Psoriasis

Psoriasis is a chronic disorder that causes itchy, red marks on the body. These areas form multi-layered "scales" that vary in severity. Psoriasis can occur at any age. It is not contagious, though there does seem to be a hereditary connection. It is not a life-threatening condition, and in most cases, people who have mild symptoms may not even know that they have psoriasis. Cuts, scratches, infections, stress, cold weather, smoking and certain medicines seem to cause flare-ups. Topical corticosteroids, light therapy, oral medications, and many other treatments are available. Based on the severity of your condition, your doctor will consult with you to find the treatment that's best for you.

Fine Lines/Wrinkles

One of the most noticed, and complained about, skin conditions today is the presence of fine lines and wrinkles. Wrinkles are a natural part of the aging process. There has been much advancement in just the last several years to minimize the look of wrinkles, from injections and dermal fillers to microdermabrasion. There are also effective means of preventing wrinkles from occurring in the first place, but the most important ways are simply to protect your skin by avoiding sun exposure and smoking.

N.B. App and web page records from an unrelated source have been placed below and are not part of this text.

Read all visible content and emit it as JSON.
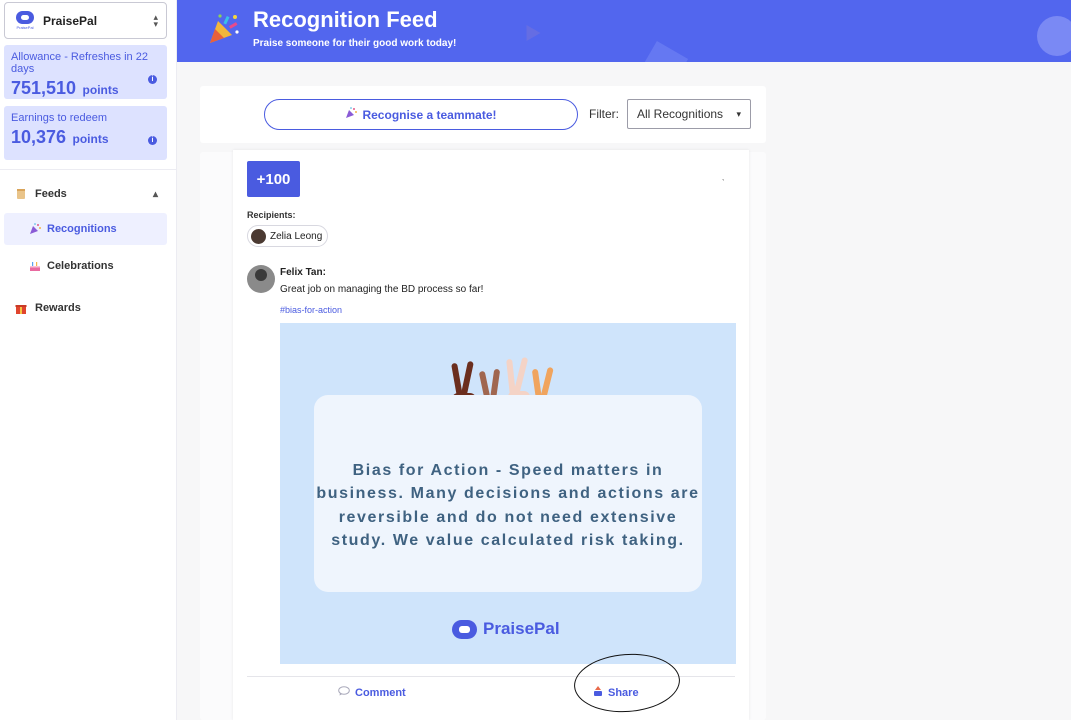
{
  "sidebar": {
    "org_name": "PraisePal",
    "org_logo_tiny": "PraisePal",
    "allowance": {
      "label": "Allowance - Refreshes in 22 days",
      "value": "751,510",
      "unit": "points"
    },
    "earnings": {
      "label": "Earnings to redeem",
      "value": "10,376",
      "unit": "points"
    },
    "nav": {
      "feeds": "Feeds",
      "recognitions": "Recognitions",
      "celebrations": "Celebrations",
      "rewards": "Rewards"
    }
  },
  "header": {
    "title": "Recognition Feed",
    "subtitle": "Praise someone for their good work today!"
  },
  "toolbar": {
    "recognise_button": "Recognise a teammate!",
    "filter_label": "Filter:",
    "filter_value": "All Recognitions"
  },
  "post": {
    "points": "+100",
    "more": "ˎ",
    "recipients_label": "Recipients:",
    "recipients": [
      "Zelia Leong"
    ],
    "author": "Felix Tan:",
    "message": "Great job on managing the BD process so far!",
    "tag": "#bias-for-action",
    "image": {
      "quote": "Bias for Action - Speed matters in business. Many decisions and actions are reversible and do not need extensive study. We value calculated risk taking.",
      "brand": "PraisePal"
    },
    "actions": {
      "comment": "Comment",
      "share": "Share"
    }
  },
  "colors": {
    "brand": "#4a5be0",
    "header_bg": "#5266ee",
    "image_bg": "#cfe4fb"
  }
}
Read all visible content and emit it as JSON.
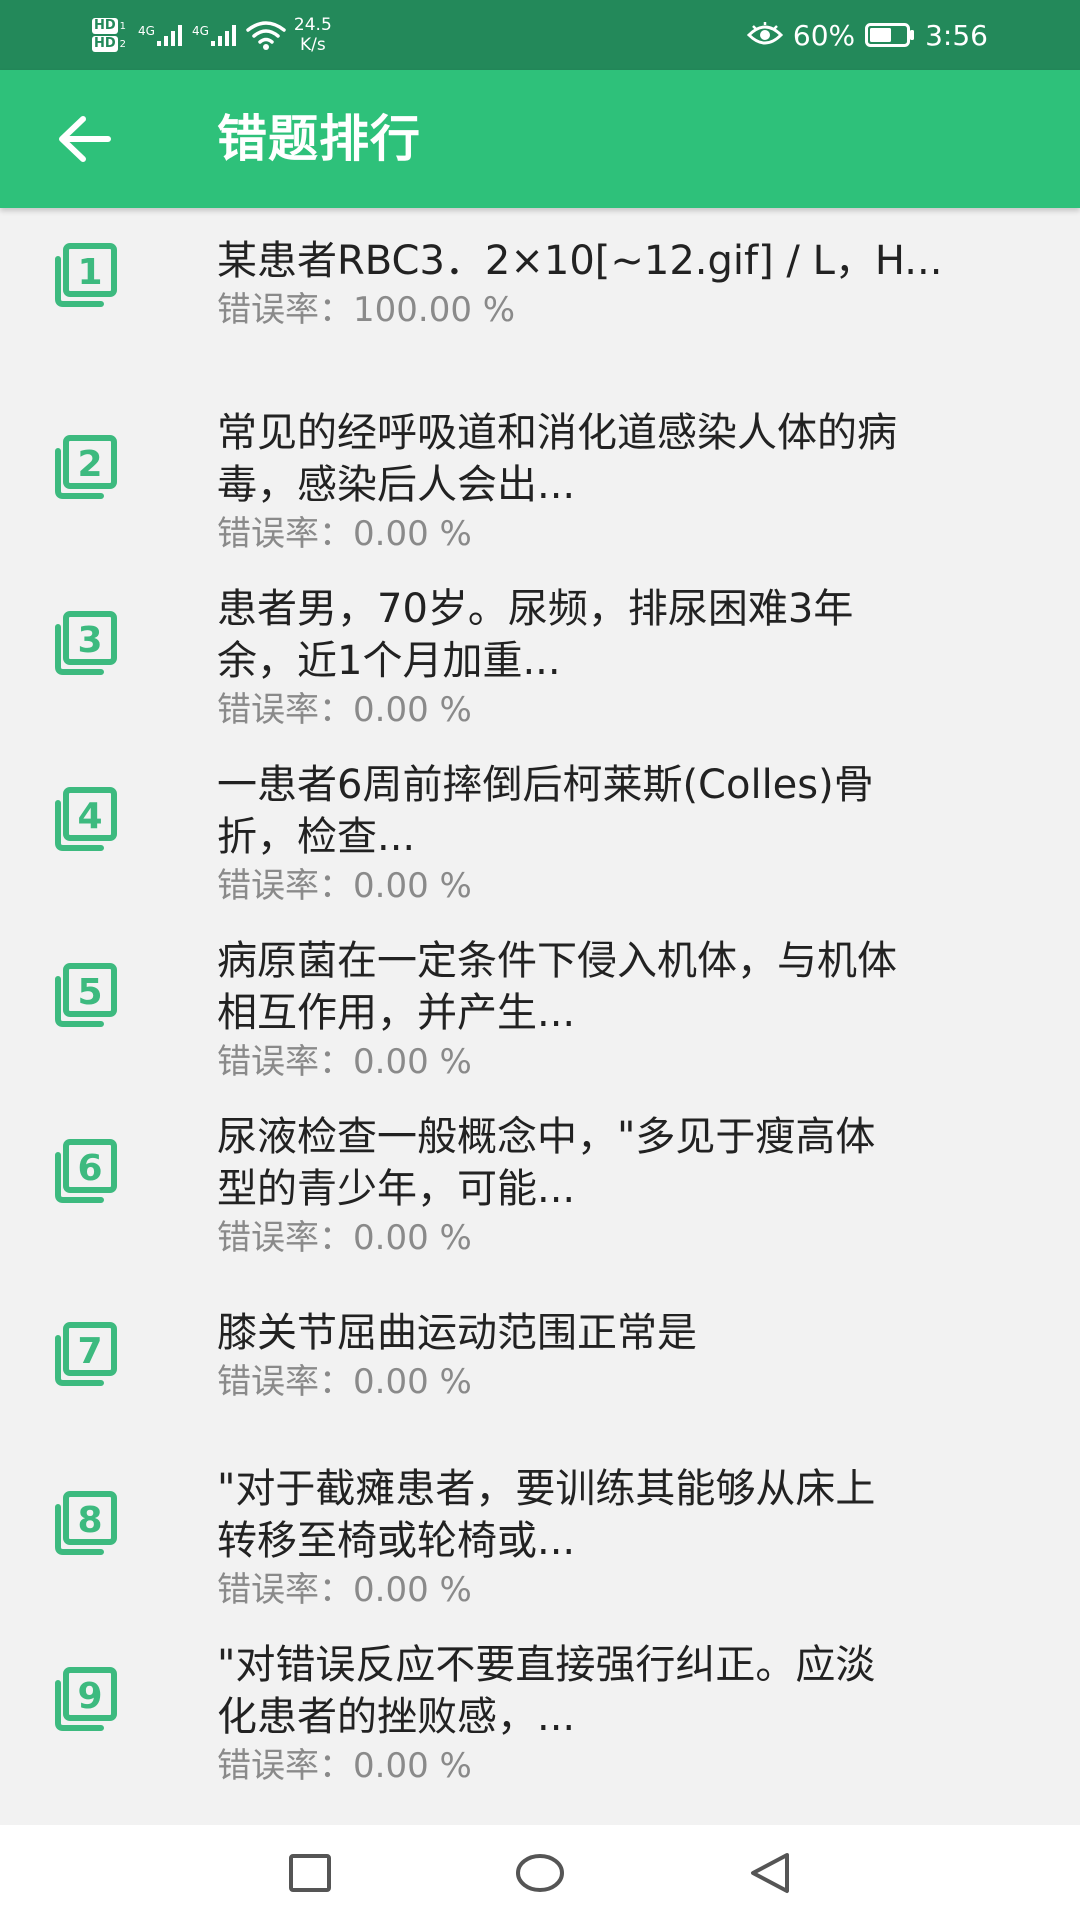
{
  "status_bar": {
    "hd1": "HD",
    "hd1_sub": "1",
    "hd2": "HD",
    "hd2_sub": "2",
    "sim1_label": "4G",
    "sim2_label": "4G",
    "net_speed": "24.5",
    "net_unit": "K/s",
    "battery_percent": "60%",
    "time": "3:56",
    "battery_level": 0.6
  },
  "app_bar": {
    "title": "错题排行"
  },
  "rate_label": "错误率：",
  "items": [
    {
      "rank": "1",
      "question": "某患者RBC3．2×10[~12.gif] / L，H...",
      "rate": "100.00 %"
    },
    {
      "rank": "2",
      "question": "常见的经呼吸道和消化道感染人体的病\n毒，感染后人会出...",
      "rate": "0.00 %"
    },
    {
      "rank": "3",
      "question": "患者男，70岁。尿频，排尿困难3年\n余，近1个月加重...",
      "rate": "0.00 %"
    },
    {
      "rank": "4",
      "question": "一患者6周前摔倒后柯莱斯(Colles)骨\n折，检查...",
      "rate": "0.00 %"
    },
    {
      "rank": "5",
      "question": "病原菌在一定条件下侵入机体，与机体\n相互作用，并产生...",
      "rate": "0.00 %"
    },
    {
      "rank": "6",
      "question": "尿液检查一般概念中，\"多见于瘦高体\n型的青少年，可能...",
      "rate": "0.00 %"
    },
    {
      "rank": "7",
      "question": "膝关节屈曲运动范围正常是",
      "rate": "0.00 %"
    },
    {
      "rank": "8",
      "question": "\"对于截瘫患者，要训练其能够从床上\n转移至椅或轮椅或...",
      "rate": "0.00 %"
    },
    {
      "rank": "9",
      "question": "\"对错误反应不要直接强行纠正。应淡\n化患者的挫败感，...",
      "rate": "0.00 %"
    }
  ],
  "colors": {
    "status_bar": "#23895a",
    "app_bar": "#2ec17a",
    "icon_green": "#3dba7f",
    "background": "#f2f2f2"
  },
  "icons": {
    "back": "arrow-left-icon",
    "rank": "filter-number-icon",
    "nav_recent": "square-icon",
    "nav_home": "circle-icon",
    "nav_back": "triangle-back-icon"
  }
}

Sun Damage

There is actually no one single factor more responsible for cosmetic and medical skin conditions than sun exposure. Repeated overexposure to the sun without proper protection such as sunscreen can lead to a wide variety of conditions, including uneven pigmentation, lentigines (age spots), solar elastosis (which causes sagging skin and vertical wrinkles), melasma, poikiloderma (reddish-brown pigmentation on the neck or cheeks), solar keratoses, and of course, skin cancer.

Age Spots

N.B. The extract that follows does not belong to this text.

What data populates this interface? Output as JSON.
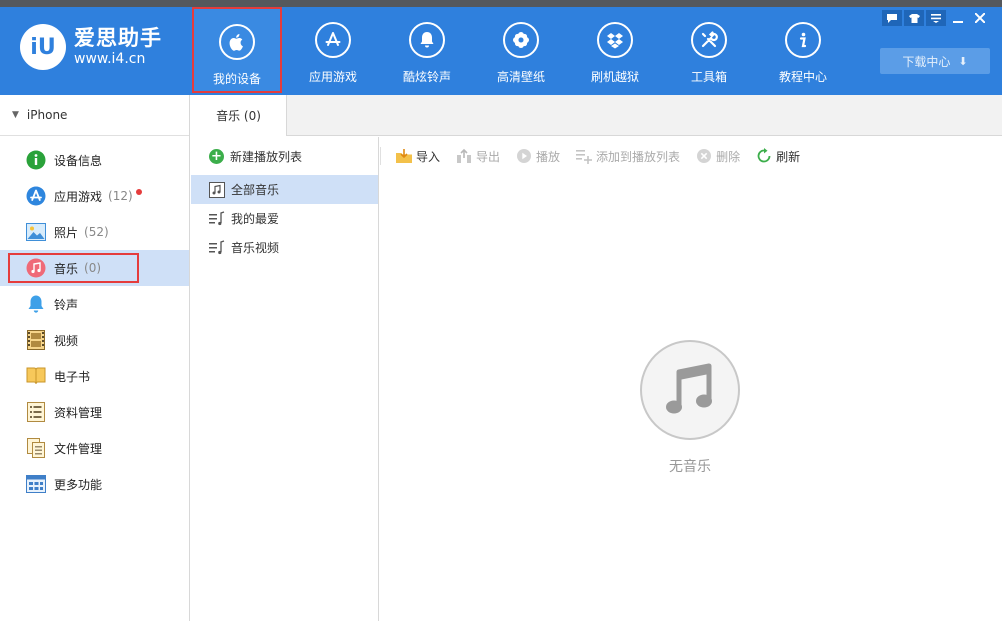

Solar lentigines can go by many names, such as "age spots", "brown spots", "liver spots" and "sun spots." Regardless of what you call them, these spots have one cause: exposure to the sun. Especially for people with light skin, the cells in our skin that causes pigmentation to protect us from the sun, called melanocytes, can be damaged by overexposure to the sun, causing a deposit of the pigment melanin to form, resulting in age spots. They often form on the face, hands, shoulders and arms. Treatments for age spots include medications, laser therapy and chemical peels.

Stretch Marks

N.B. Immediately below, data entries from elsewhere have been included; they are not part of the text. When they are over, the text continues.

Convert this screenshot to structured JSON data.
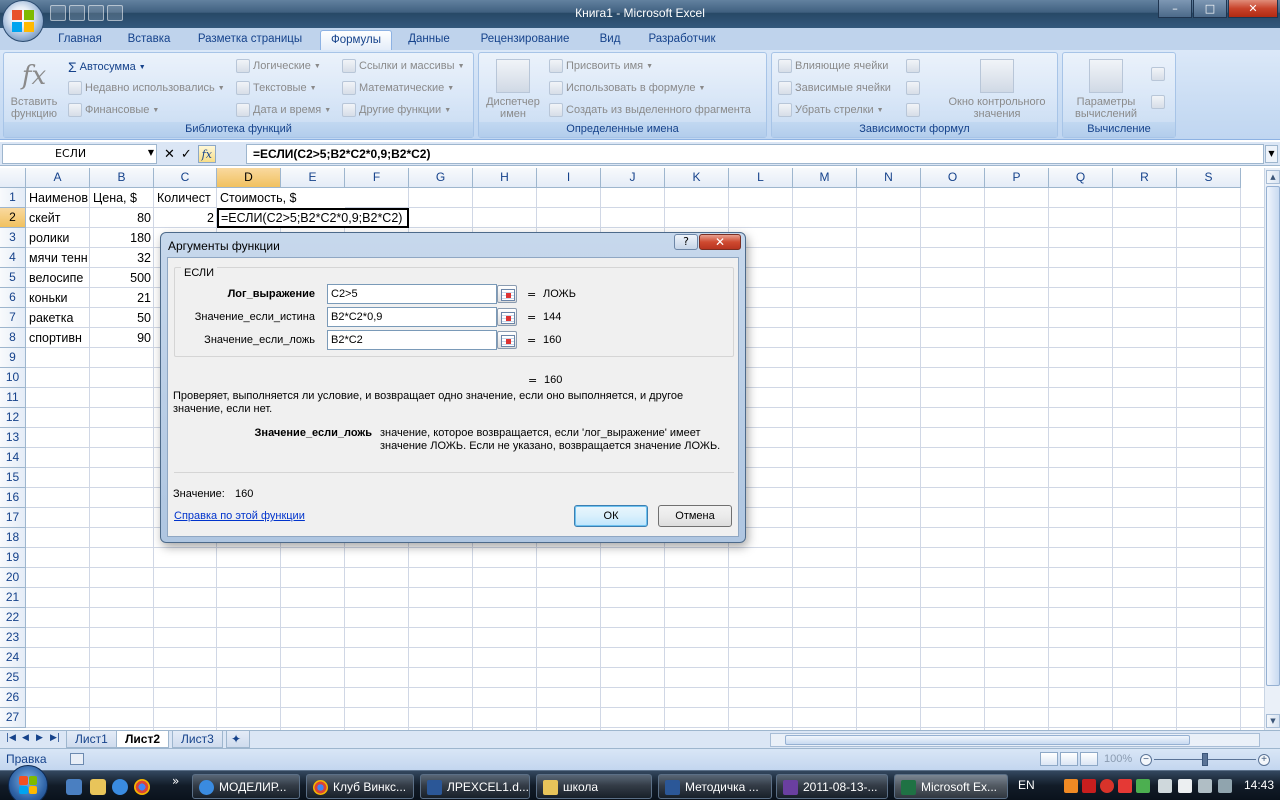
{
  "window": {
    "title": "Книга1 - Microsoft Excel",
    "min": "–",
    "max": "□",
    "close": "✕"
  },
  "ribbon_tabs": [
    "Главная",
    "Вставка",
    "Разметка страницы",
    "Формулы",
    "Данные",
    "Рецензирование",
    "Вид",
    "Разработчик"
  ],
  "active_tab": "Формулы",
  "ribbon": {
    "library": {
      "label": "Библиотека функций",
      "insert_function": [
        "Вставить",
        "функцию"
      ],
      "autosum": "Автосумма",
      "recent": "Недавно использовались",
      "financial": "Финансовые",
      "logical": "Логические",
      "text": "Текстовые",
      "datetime": "Дата и время",
      "lookup": "Ссылки и массивы",
      "math": "Математические",
      "other": "Другие функции"
    },
    "names": {
      "label": "Определенные имена",
      "manager": [
        "Диспетчер",
        "имен"
      ],
      "define": "Присвоить имя",
      "use": "Использовать в формуле",
      "create": "Создать из выделенного фрагмента"
    },
    "audit": {
      "label": "Зависимости формул",
      "precedents": "Влияющие ячейки",
      "dependents": "Зависимые ячейки",
      "remove": "Убрать стрелки",
      "watch": [
        "Окно контрольного",
        "значения"
      ]
    },
    "calc": {
      "label": "Вычисление",
      "options": [
        "Параметры",
        "вычислений"
      ]
    }
  },
  "formula_bar": {
    "name_box": "ЕСЛИ",
    "formula": "=ЕСЛИ(C2>5;B2*C2*0,9;B2*C2)",
    "cancel": "✕",
    "enter": "✓",
    "fx": "fx"
  },
  "columns": [
    "A",
    "B",
    "C",
    "D",
    "E",
    "F",
    "G",
    "H",
    "I",
    "J",
    "K",
    "L",
    "M",
    "N",
    "O",
    "P",
    "Q",
    "R",
    "S"
  ],
  "rows": [
    "1",
    "2",
    "3",
    "4",
    "5",
    "6",
    "7",
    "8",
    "9",
    "10",
    "11",
    "12",
    "13",
    "14",
    "15",
    "16",
    "17",
    "18",
    "19",
    "20",
    "21",
    "22",
    "23",
    "24",
    "25",
    "26",
    "27"
  ],
  "cells": {
    "A1": "Наименов",
    "B1": "Цена, $",
    "C1": "Количест",
    "D1": "Стоимость, $",
    "A2": "скейт",
    "B2": "80",
    "C2": "2",
    "A3": "ролики",
    "B3": "180",
    "A4": "мячи тенн",
    "B4": "32",
    "A5": "велосипе",
    "B5": "500",
    "A6": "коньки",
    "B6": "21",
    "A7": "ракетка",
    "B7": "50",
    "A8": "спортивн",
    "B8": "90"
  },
  "active_cell_text": "=ЕСЛИ(C2>5;B2*C2*0,9;B2*C2)",
  "sheets": [
    "Лист1",
    "Лист2",
    "Лист3"
  ],
  "active_sheet": "Лист2",
  "status": {
    "ready": "Правка",
    "zoom": "100%"
  },
  "dialog": {
    "title": "Аргументы функции",
    "help": "?",
    "close": "✕",
    "function": "ЕСЛИ",
    "args": [
      {
        "label": "Лог_выражение",
        "value": "C2>5",
        "result": "ЛОЖЬ"
      },
      {
        "label": "Значение_если_истина",
        "value": "B2*C2*0,9",
        "result": "144"
      },
      {
        "label": "Значение_если_ложь",
        "value": "B2*C2",
        "result": "160"
      }
    ],
    "eq": "=",
    "total_result": "160",
    "description_1": "Проверяет, выполняется ли условие, и возвращает одно значение, если оно выполняется, и другое",
    "description_2": "значение, если нет.",
    "arg_name": "Значение_если_ложь",
    "arg_help_1": "значение, которое возвращается, если 'лог_выражение' имеет",
    "arg_help_2": "значение ЛОЖЬ. Если не указано, возвращается значение ЛОЖЬ.",
    "value_label": "Значение:",
    "value": "160",
    "help_link": "Справка по этой функции",
    "ok": "ОК",
    "cancel": "Отмена"
  },
  "taskbar": {
    "tasks": [
      "МОДЕЛИР...",
      "Клуб Винкс...",
      "ЛРEXCEL1.d...",
      "школа",
      "Методичка ...",
      "2011-08-13-...",
      "Microsoft Ex..."
    ],
    "lang": "EN",
    "clock": "14:43"
  }
}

Stretch marks, also known as striae, are red, pink or purple lines or streaks that develop on the skin due to weight gain, pregnancy, medications and other conditions. Although stretch marks are not a health risk, they are a common cosmetic worry. Treatments for stretch marks include laser therapy and microdermabrasion.

Spider Veins

When you see red or blue marks resembling spider webs or tree branches on a body part (commonly the legs and face), these are typically spider veins. Spider veins are similar to varicose veins, but smaller and closer to the surface of the skin, while varicose veins are larger and deeper. This condition is usually associated with age and obesity, but can also be affected by hormone changes, heredity and sun overexposure. Several treatments for spider veins exist, including laser-based solutions and sclerotherapy.

Warts

Warts are the result of a virus that causes many cells to grow on the external layer of skin. They are not dangerous to your health or cancerous and usually fade away on their own over time. Typically found on your hands and feet, common warts can make you feel self-conscious. Removing the warts will keep them from spreading, but they might come back as they can be a recurring problem.

Rashes

Rashes are when the skin has mild redness, small red bumps, and in severe cases, redness, swelling and blisters. Many rashes are caused by skin irritants and can also be classified as contact dermatitis. In other cases, the rash appears in conjunction with a viral, fungal or bacterial infection, exposure to certain bugs, or exposure to extreme heat.